Imagine a world where the normal human life span is 150 years, where worn-out vital organs are routinely replaced by spares, where after death you will retain consciousness for eternity in cyberspace, where nanotechnology will enable you to transform a plastic bottle into a filet mignon for you to share with your android spouse. Scientists anticipate such a world within a century. Even now many signs of such biotech "progress" are with us. Accelerating developments in genomics, reproductive biotechnology, bionics, artificial life, genetic engineering, and related fields are compelling us to reexamine our most deeply held beliefs about ourselves and our world. As we do, the figure of Victor Frankenstein and the monster he created looms large: many people today see our predicament through the lens of the Frankenstein story, whose lesson is that humans should not "play God" or tinker with the toolbox of nature, at the risk of tragedy and catastrophe. Yet there is an available alternative both to the Frankenstein vision and to the ebullient enthusiasm of those who anticipate a riskless future.
It is the most famous and influential post-biblical Jewish legend, the story of the golem - the creation of an anthropoid by mystical and magical means. Retold and embellished in twentieth-century literature, art, music, drama, film, science, technology, and popular culture, the golem legend has become a metaphor for our times, a resource for applying the wisdom of the past to the perplexities of the present and the challenges of the future. In Golems Among Us, Byron Sherwin briefly traces the fascinating history of the golem legend in Western culture, then shows what lessons it holds for us in navigating a safe journey - philosophically, theologically, ethically, and in public policy - through the minefield of social and biological engineering in which we now stand.

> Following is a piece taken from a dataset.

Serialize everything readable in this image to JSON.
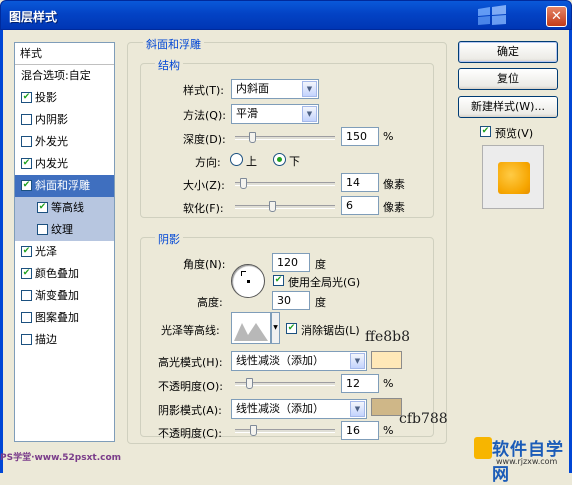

I enjoyed reading Sherwin's book which provided me with new insight into the foundation for a Jewish perspective of biotechnology. Its style of writing is accessible to lay people as well as scientists and scholars in the humanities. A nice critique of different religion-based approaches to bioethical decisions. -- Lee M. Silver, Ph.D., Author of Remaking Eden; Professor of Molecular Biology & Public Affairs, Woodrow Wilson School of Public & International Golems Among Us uses an ancient legend as a catalyst for a fascinating journey through laboratories, clinics, and courtrooms as we confront the impacts of cloning, genetic engineering, and the potential merger of man and machine. Byron Sherwin's compassion, humor, and intellect provide a moral compass to help us navigate through astonishing, promising, and sometimes perilous developments in biotechnology. -- Lori Andrews, Author of Future Perfect: Confronting Decisions About Genetics Traces the golem story as a prelude to understanding the ways he finds it relevant to a number of modern issues. Lerner News-Star Fascinating...thoughtful, absorbing treatment... Anyone looking to make intelligent decisions about the future would do well to read his work. The Reporter Sherwin does a valuable service for the reader in presenting these novel parallels between the golem and problems in biotechnology. Foreword Reviews This well-researched book looks at issues with which humanity needs to come to terms, both morally and ethically. CHOICE Provocative because it uses a legend about the creation of new beings as means for assessing all human power and potential. -- Martha B. Holstein and Rabbi Peter S. Knobel Lancet A fascinating example of applied Jewish philosophy... We can find...new language for expressing our commtiment to social justice. Jewish Currents Enchanting... A captivating and significant book that is appropriate for the layperson as well as the scientist. Jewish Book World Fascinating. Judaism.Com An important, unique work. Naturalgenesis.Net Naturalgenesis.Net Naturalgenesis.Net
Tertiary; University or College
Number Of Pages: 258
Published: 17th May 2004
Publisher: Ivan R Dee, Inc
Country of Publication: US
Dimensions (cm): 23.5 x 15.8
Weight (kg): 0.46